-------- RECORDS PROVIDED

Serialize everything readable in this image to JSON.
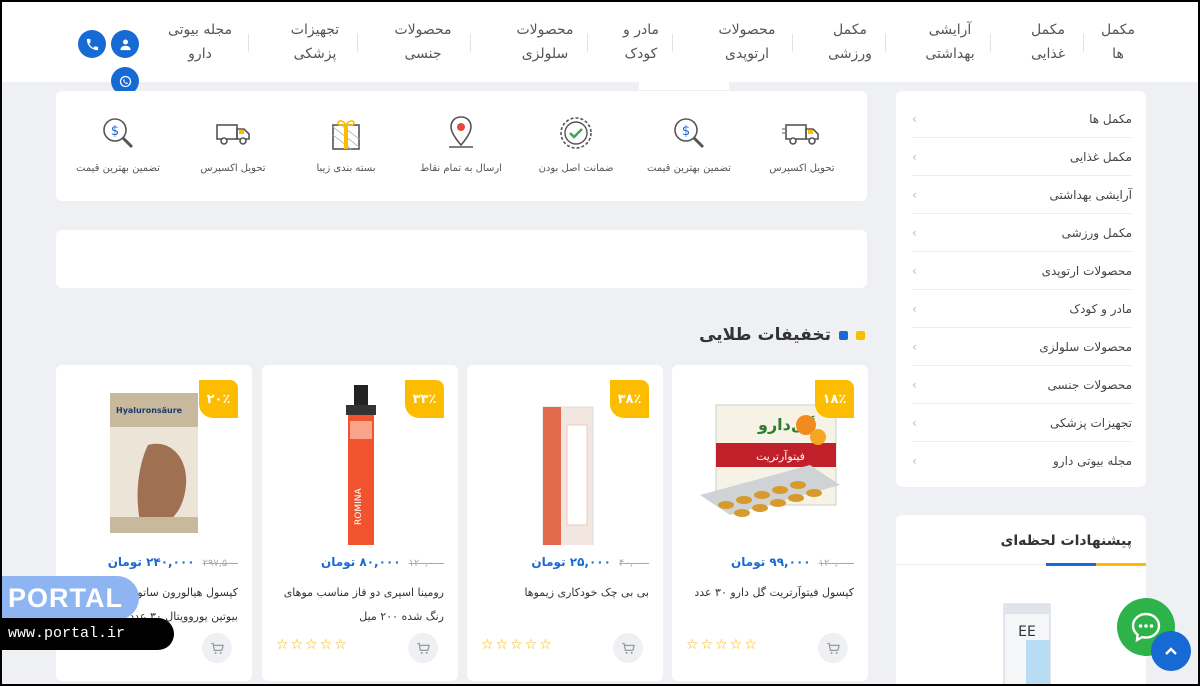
{
  "nav": {
    "items": [
      {
        "label": "مکمل ها"
      },
      {
        "label": "مکمل غذایی"
      },
      {
        "label": "آرایشی بهداشتی"
      },
      {
        "label": "مکمل ورزشی"
      },
      {
        "label": "محصولات ارتوپدی"
      },
      {
        "label": "مادر و کودک"
      },
      {
        "label": "محصولات سلولزی"
      },
      {
        "label": "محصولات جنسی"
      },
      {
        "label": "تجهیزات پزشکی"
      },
      {
        "label": "مجله بیوتی دارو"
      }
    ]
  },
  "contact": {
    "phone_icon": "phone-icon",
    "user_icon": "user-icon",
    "whatsapp_icon": "whatsapp-icon"
  },
  "features": [
    {
      "label": "تحویل اکسپرس",
      "icon": "truck-icon"
    },
    {
      "label": "تضمین بهترین قیمت",
      "icon": "price-search-icon"
    },
    {
      "label": "ضمانت اصل بودن",
      "icon": "check-badge-icon"
    },
    {
      "label": "ارسال به تمام نقاط",
      "icon": "location-icon"
    },
    {
      "label": "بسته بندی زیبا",
      "icon": "gift-icon"
    },
    {
      "label": "تحویل اکسپرس",
      "icon": "truck-icon"
    },
    {
      "label": "تضمین بهترین قیمت",
      "icon": "price-search-icon"
    }
  ],
  "section": {
    "title": "تخفیفات طلایی"
  },
  "products": [
    {
      "badge": "۱۸٪",
      "old_price": "۱۲۰,۰۰۰",
      "new_price": "۹۹,۰۰۰ تومان",
      "name": "کپسول فیتوآرتریت گل دارو ۳۰ عدد",
      "stars": "☆☆☆☆☆"
    },
    {
      "badge": "۳۸٪",
      "old_price": "۴۰,۰۰۰",
      "new_price": "۲۵,۰۰۰ تومان",
      "name": "بی بی چک خودکاری زیموها",
      "stars": "☆☆☆☆☆"
    },
    {
      "badge": "۳۳٪",
      "old_price": "۱۲۰,۰۰۰",
      "new_price": "۸۰,۰۰۰ تومان",
      "name": "رومینا اسپری دو فاز مناسب موهای رنگ شده ۲۰۰ میل",
      "stars": "☆☆☆☆☆"
    },
    {
      "badge": "۲۰٪",
      "old_price": "۲۹۷,۵۰۰",
      "new_price": "۲۴۰,۰۰۰ تومان",
      "name": "کپسول هیالورون ساتور کلاژن و بیوتین یوروویتال ۳۰ عدد",
      "stars": "☆☆☆☆☆"
    }
  ],
  "sidebar": {
    "items": [
      {
        "label": "مکمل ها"
      },
      {
        "label": "مکمل غذایی"
      },
      {
        "label": "آرایشی بهداشتی"
      },
      {
        "label": "مکمل ورزشی"
      },
      {
        "label": "محصولات ارتوپدی"
      },
      {
        "label": "مادر و کودک"
      },
      {
        "label": "محصولات سلولزی"
      },
      {
        "label": "محصولات جنسی"
      },
      {
        "label": "تجهیزات پزشکی"
      },
      {
        "label": "مجله بیوتی دارو"
      }
    ],
    "suggest_title": "پیشنهادات لحظه‌ای"
  },
  "watermark": {
    "brand": "PORTAL",
    "url": "www.portal.ir"
  },
  "colors": {
    "accent_blue": "#1769d3",
    "accent_yellow": "#fcbd00",
    "chat_green": "#2eb24a"
  }
}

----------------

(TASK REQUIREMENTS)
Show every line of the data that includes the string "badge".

(ANSWER SECTION)
      "icon": "check-badge-icon"
      "badge": "۱۸٪",
      "badge": "۳۸٪",
      "badge": "۳۳٪",
      "badge": "۲۰٪",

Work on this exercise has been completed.